“Fishing for sounds” is a transmission art installation created for the White Water Gallery in North Bay, Ontario, Canada during the Ice Follies winter festival in February 2016. The installation connected the familiar Northern Ontario activity of fishing to the much less known practice of sound art.
Eric Robillard created a video portrait of the installation that also introduced the practice of sound art and transmission art. The video includes an interview with Darren Copeland.
The audio content of the installation Fishing for Sounds was created in part from a community sound and radio workshop. During which community members walked out on the frozen Lake Nipissing and went “fishing for sounds.” Afterwards they learned how to build micro-FM radio transmitters from Robert Cruickshank (following the design by Tetsuo Kogawa), then they edited the sounds they captured, and finally, experimented with ways to distribute sounds spatially in the gallery using multiple low power radio transmitters and small portable radio receivers.
The installation consisted of several radio transmitters and receivers along with a 5.1 channel audio track and a video projection on the gallery floor of an ice fishing hole. A sound fishing ‘trophy’ wall was installed in the gallery, showcasing community members in Polaroid photos with a written or visual representation of a sound they ‘caught’ in the gallery or out on the lake (e.g. an onomatopoeia).

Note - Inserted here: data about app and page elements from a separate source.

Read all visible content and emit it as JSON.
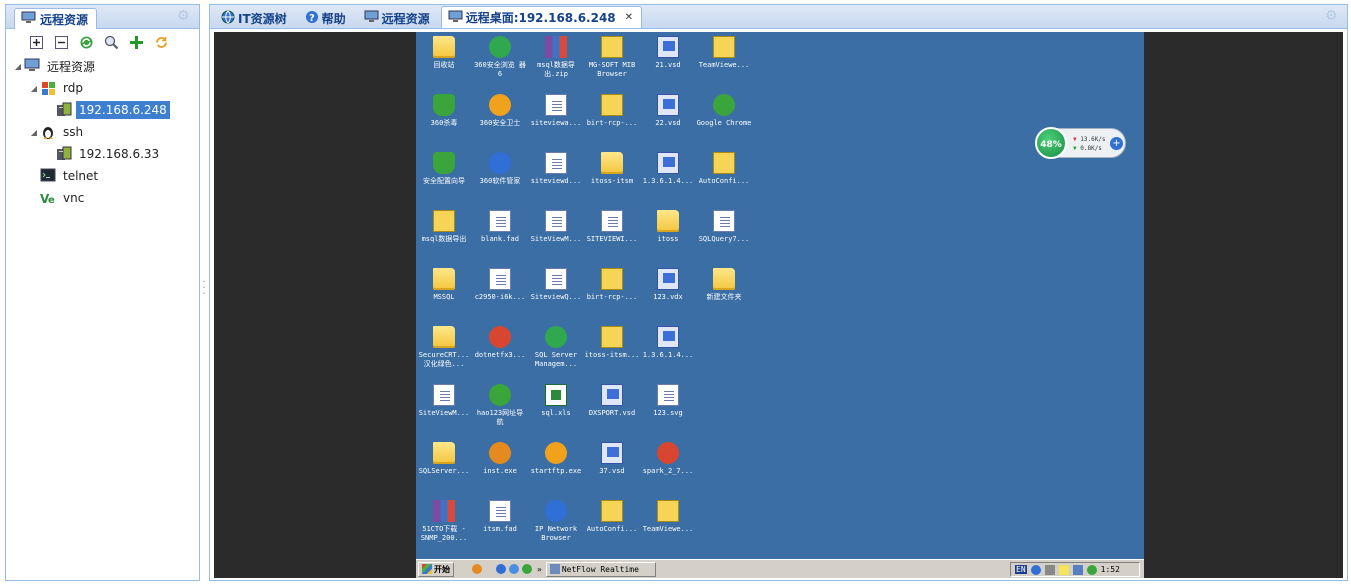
{
  "left_panel": {
    "title": "远程资源",
    "toolbar": [
      "expand-all",
      "collapse-all",
      "refresh",
      "search",
      "add",
      "reload"
    ],
    "tree": {
      "root": "远程资源",
      "rdp": {
        "label": "rdp",
        "hosts": [
          "192.168.6.248"
        ]
      },
      "ssh": {
        "label": "ssh",
        "hosts": [
          "192.168.6.33"
        ]
      },
      "telnet": {
        "label": "telnet"
      },
      "vnc": {
        "label": "vnc"
      }
    }
  },
  "tabs": [
    {
      "label": "IT资源树",
      "icon": "globe-icon"
    },
    {
      "label": "帮助",
      "icon": "help-icon"
    },
    {
      "label": "远程资源",
      "icon": "monitor-icon"
    },
    {
      "label": "远程桌面:192.168.6.248",
      "icon": "monitor-icon",
      "active": true
    }
  ],
  "desktop": {
    "columns": [
      [
        "回收站",
        "360杀毒",
        "安全配置向导",
        "msql数据导出",
        "MSSQL",
        "SecureCRT... 汉化绿色...",
        "SiteViewM...",
        "SQLServer...",
        "51CTO下载 -SNMP_200..."
      ],
      [
        "360安全浏览 器6",
        "360安全卫士",
        "360软件管家",
        "blank.fad",
        "c2950-i6k...",
        "dotnetfx3...",
        "hao123网址导 航",
        "inst.exe",
        "itsm.fad"
      ],
      [
        "msql数据导 出.zip",
        "siteviewa...",
        "siteviewd...",
        "SiteViewM...",
        "SiteviewQ...",
        "SQL Server Managem...",
        "sql.xls",
        "startftp.exe",
        "IP Network Browser"
      ],
      [
        "MG-SOFT MIB Browser",
        "birt-rcp-...",
        "itoss-itsm",
        "SITEVIEWI...",
        "birt-rcp-...",
        "itoss-itsm...",
        "DXSPORT.vsd",
        "37.vsd",
        "AutoConfi..."
      ],
      [
        "21.vsd",
        "22.vsd",
        "1.3.6.1.4...",
        "itoss",
        "123.vdx",
        "1.3.6.1.4...",
        "123.svg",
        "spark_2_7...",
        "TeamViewe..."
      ],
      [
        "TeamViewe...",
        "Google Chrome",
        "AutoConfi...",
        "SQLQuery7...",
        "新建文件夹"
      ]
    ],
    "taskbar": {
      "start_label": "开始",
      "task_label": "NetFlow Realtime",
      "lang": "EN",
      "clock": "1:52"
    },
    "net_widget": {
      "percent": "48%",
      "up": "13.6K/s",
      "down": "0.8K/s"
    }
  }
}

Additional sounds and images were collected at the artist’s home in South River, Ontario. Thanks to Phil Weber for making an ice hole with a chainsaw which featured prominently in the audio track. Thanks also to Robert Cruickshank for leading the transmission workshop based on the simplest FM transmitter design by Tetsuo Kogawa. And special thanks to Serena Kataoka for her visual design, production coordination and creating the fishing ‘trophy’ wall.